HILL: Wow.

GUPTA: So it's a huge problem.

HILL: It really is. Sanjay, good to have you here. And good to highlight it as well. Thank you.

GUPTA: You got it. Thank you.

HILL: Tiger Woods is the main attraction at the Masters. The other co-favorite, though, is sitting at the top of the leader board. Andy Scholes joins us live from Augusta.


[10:57:43] HILL: All eyes on Tiger Woods yesterday, playing in his first round at the Masters in three years.

Andy Scholes is in Augusta. So day one, how did it go?

ANDY SCHOLES, CNN SPORTS CORRESPONDENT: Well, Erica, it could have gone much worse. I'll tell you that. But in terms of the weather, beautiful here in Augusta for round one. It's going to be beautiful here again today. And I, like many of the patrons here yesterday, following around Tiger in his first round back at the Masters in three years.

It was one of the biggest galleries I've ever seen. Everyone I talked to just hoping that he would do well here in his return. And I tell you what, the wheels almost came off in the middle of his round yesterday. On 11, Tiger hit it in the trees, and then his second shot he hit it from the trees into the gallery. Bogeyed that hole. Then he bogeyed 12 after hitting in the water. But he would rally, came through with a nice birdie putt on 16 to get a big ovation from the gallery. And after the round, Tiger, he said he was just pleased to get back to just one over par.


TIGER WOODS, FOUR-TIME MASTERS CHAMPION: I played in a major championship again. But also the fact that I was -- I got myself back in this tournament. I could have easily let it slip away and I fought hard to get back in there. And now I'm back in this championship. I know there is a lot of holes we play.


SCHOLES: Now, this was a very familiar sight. Jordan Spieth dominating at the Masters. He was on fire on the back 9 yesterday, five straight birdies. He's your leader right now at 6 under par. In 2015, when Spieth won this tournament, he led wire to wire. He's trying to do that now for a second time to win his second green jacket.

Now one guy who is not going to be competing this weekend more than likely is your defending champ, Sergio Garcia. He had a tin cup moment on 15 yesterday hitting five straight balls into the water. It was just an incredible thing to see. Sergio ended with a 13 on the hole, tying for the most ever at a hole here at the Masters. Sergio, though, will be hanging around until Sunday to put the green jacket on the eventual winner.
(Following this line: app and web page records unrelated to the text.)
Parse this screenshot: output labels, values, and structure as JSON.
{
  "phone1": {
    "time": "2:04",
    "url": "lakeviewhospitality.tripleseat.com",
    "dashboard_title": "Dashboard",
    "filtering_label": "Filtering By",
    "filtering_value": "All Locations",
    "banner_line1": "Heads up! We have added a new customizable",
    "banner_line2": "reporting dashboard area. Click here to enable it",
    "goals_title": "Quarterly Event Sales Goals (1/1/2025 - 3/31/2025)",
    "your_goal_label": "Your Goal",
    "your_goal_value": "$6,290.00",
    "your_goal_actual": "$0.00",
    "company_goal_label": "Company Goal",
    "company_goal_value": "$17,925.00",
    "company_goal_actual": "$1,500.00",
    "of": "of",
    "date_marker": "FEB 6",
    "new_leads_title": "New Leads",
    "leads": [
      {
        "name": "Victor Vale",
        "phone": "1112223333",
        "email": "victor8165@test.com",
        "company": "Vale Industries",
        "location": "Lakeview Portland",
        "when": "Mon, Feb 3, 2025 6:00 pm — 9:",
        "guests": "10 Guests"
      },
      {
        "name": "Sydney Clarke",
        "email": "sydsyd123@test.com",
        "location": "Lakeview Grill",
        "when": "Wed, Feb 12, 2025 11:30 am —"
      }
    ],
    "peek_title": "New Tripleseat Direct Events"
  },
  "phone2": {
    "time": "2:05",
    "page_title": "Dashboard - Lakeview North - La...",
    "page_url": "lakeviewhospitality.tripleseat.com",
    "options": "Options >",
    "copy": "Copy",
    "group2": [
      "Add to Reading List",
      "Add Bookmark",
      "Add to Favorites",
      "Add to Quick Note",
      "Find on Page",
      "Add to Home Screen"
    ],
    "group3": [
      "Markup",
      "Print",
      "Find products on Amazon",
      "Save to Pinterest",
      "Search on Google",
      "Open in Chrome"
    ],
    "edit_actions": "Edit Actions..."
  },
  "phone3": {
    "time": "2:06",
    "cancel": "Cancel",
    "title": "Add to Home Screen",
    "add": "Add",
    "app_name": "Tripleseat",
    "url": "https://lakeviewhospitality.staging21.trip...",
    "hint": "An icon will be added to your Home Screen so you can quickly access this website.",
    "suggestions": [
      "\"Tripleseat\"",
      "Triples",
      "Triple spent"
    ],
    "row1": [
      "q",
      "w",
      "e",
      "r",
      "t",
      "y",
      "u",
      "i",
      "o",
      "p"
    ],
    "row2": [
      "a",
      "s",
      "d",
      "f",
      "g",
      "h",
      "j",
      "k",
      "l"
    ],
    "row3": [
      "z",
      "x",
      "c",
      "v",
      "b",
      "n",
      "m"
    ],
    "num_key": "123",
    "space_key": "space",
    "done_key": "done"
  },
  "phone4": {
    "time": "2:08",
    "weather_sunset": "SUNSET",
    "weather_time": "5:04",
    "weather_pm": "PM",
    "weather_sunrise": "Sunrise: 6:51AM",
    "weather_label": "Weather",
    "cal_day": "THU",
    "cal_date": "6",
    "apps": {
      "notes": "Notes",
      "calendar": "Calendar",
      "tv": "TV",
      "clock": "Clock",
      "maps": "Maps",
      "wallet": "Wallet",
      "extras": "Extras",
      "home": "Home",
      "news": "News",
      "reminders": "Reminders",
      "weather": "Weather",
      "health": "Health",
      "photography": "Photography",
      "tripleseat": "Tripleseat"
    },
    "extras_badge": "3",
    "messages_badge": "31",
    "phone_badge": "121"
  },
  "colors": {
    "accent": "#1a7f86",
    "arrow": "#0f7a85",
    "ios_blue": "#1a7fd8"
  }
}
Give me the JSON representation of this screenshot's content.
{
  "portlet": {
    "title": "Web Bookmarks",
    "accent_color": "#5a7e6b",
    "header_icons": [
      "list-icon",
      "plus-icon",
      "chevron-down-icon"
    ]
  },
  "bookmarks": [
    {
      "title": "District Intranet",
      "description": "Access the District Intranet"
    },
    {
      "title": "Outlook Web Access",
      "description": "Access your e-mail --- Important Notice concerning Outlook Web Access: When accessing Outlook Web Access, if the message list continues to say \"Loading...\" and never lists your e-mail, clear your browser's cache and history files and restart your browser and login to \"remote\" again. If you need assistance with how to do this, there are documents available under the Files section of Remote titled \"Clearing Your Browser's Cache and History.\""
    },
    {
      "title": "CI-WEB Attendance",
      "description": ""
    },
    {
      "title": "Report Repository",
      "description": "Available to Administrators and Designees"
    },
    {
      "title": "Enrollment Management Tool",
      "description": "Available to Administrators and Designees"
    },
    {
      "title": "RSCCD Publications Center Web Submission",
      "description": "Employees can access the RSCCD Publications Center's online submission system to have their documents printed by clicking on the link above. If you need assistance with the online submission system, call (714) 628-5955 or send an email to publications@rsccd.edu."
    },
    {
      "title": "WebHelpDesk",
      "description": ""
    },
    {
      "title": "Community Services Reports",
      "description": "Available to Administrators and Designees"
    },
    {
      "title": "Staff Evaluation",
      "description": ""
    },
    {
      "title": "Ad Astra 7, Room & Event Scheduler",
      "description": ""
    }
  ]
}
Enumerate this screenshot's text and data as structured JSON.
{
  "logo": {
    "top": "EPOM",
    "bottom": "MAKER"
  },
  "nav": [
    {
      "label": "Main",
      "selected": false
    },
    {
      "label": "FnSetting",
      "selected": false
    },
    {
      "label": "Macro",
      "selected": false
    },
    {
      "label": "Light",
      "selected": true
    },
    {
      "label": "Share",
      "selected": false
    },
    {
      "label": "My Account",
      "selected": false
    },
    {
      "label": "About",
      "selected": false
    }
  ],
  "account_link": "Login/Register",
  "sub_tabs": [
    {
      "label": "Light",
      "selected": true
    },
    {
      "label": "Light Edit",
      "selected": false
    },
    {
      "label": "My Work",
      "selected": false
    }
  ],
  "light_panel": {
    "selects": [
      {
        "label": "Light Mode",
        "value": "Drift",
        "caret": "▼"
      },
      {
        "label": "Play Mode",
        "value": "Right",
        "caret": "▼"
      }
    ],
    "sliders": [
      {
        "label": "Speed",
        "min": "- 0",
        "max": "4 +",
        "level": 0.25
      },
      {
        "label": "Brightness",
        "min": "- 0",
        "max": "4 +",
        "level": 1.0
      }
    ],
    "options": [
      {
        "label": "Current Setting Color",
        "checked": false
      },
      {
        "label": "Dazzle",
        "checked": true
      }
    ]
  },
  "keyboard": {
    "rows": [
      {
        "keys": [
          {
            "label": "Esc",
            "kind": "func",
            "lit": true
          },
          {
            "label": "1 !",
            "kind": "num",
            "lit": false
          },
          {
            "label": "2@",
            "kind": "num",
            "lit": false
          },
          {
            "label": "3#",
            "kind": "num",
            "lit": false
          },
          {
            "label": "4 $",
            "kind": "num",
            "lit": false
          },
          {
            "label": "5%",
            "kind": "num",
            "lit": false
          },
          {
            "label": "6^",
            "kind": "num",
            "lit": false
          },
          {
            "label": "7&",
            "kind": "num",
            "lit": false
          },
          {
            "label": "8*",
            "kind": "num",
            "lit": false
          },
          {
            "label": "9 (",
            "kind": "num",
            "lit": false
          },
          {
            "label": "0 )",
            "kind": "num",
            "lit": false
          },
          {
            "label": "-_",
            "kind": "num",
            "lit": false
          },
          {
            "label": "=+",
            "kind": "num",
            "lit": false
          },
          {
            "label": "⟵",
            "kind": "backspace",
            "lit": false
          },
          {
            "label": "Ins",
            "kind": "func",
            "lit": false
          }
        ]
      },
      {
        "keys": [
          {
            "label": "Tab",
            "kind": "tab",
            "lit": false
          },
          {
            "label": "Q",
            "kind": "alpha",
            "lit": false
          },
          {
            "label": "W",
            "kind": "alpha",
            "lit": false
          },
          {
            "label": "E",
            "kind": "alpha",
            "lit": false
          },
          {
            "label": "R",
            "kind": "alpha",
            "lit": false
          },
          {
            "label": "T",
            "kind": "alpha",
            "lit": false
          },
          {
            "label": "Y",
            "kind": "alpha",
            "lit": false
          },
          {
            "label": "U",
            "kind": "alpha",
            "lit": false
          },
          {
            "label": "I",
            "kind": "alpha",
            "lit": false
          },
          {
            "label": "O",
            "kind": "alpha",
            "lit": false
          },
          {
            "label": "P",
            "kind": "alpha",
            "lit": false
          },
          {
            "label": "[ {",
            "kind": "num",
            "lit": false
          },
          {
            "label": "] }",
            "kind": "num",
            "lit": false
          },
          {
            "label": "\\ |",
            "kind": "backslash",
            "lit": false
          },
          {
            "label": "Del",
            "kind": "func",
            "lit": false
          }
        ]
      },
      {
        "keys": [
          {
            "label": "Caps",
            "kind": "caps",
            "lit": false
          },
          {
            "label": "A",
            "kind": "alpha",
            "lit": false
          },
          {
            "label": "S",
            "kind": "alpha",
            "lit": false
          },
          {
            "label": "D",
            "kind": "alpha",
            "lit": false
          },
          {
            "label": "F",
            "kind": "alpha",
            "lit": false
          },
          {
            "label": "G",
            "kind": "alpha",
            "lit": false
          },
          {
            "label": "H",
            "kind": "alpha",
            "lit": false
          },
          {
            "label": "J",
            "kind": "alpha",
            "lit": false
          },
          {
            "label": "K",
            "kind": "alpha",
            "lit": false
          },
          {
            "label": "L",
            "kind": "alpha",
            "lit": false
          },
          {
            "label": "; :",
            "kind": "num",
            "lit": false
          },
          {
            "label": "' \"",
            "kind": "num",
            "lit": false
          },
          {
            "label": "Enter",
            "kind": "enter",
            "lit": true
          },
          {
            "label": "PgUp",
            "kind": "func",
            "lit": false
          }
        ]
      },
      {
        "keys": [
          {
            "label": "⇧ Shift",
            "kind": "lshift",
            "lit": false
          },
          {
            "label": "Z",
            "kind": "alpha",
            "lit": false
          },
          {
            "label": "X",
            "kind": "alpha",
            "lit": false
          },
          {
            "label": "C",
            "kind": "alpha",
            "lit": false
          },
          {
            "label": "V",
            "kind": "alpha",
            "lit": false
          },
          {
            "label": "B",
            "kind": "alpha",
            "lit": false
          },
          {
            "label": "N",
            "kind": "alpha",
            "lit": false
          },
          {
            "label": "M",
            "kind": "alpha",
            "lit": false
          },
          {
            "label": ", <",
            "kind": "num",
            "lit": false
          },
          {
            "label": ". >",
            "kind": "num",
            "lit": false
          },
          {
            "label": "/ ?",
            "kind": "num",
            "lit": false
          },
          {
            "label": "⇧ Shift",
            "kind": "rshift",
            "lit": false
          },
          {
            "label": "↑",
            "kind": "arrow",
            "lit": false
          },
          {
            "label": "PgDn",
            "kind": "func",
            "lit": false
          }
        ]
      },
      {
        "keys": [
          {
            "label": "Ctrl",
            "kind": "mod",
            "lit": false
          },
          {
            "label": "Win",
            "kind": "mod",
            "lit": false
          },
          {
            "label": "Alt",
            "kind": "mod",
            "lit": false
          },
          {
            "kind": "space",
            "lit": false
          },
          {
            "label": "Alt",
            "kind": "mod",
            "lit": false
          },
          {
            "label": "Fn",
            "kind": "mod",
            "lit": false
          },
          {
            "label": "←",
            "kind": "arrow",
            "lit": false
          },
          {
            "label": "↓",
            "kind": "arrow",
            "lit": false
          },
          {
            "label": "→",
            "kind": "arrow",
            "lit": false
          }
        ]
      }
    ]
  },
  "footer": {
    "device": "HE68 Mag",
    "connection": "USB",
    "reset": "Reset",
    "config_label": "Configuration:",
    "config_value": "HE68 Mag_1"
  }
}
And fun fact, in the past 12 Masters, the winner has come out of the top 10 after round one. So these are the guys right now that have a great chance of putting that green jacket on come Sunday.

All right. Make sure to tune into to CNN 2:30 Eastern tomorrow, behind the scenes look at the Masters, "All Access at Augusta." We'll get you ready for all of the weekend's action.

And Erica, you and I said, beautiful yesterday, beautiful today, going to get rain on Saturday. That's when things will get interesting.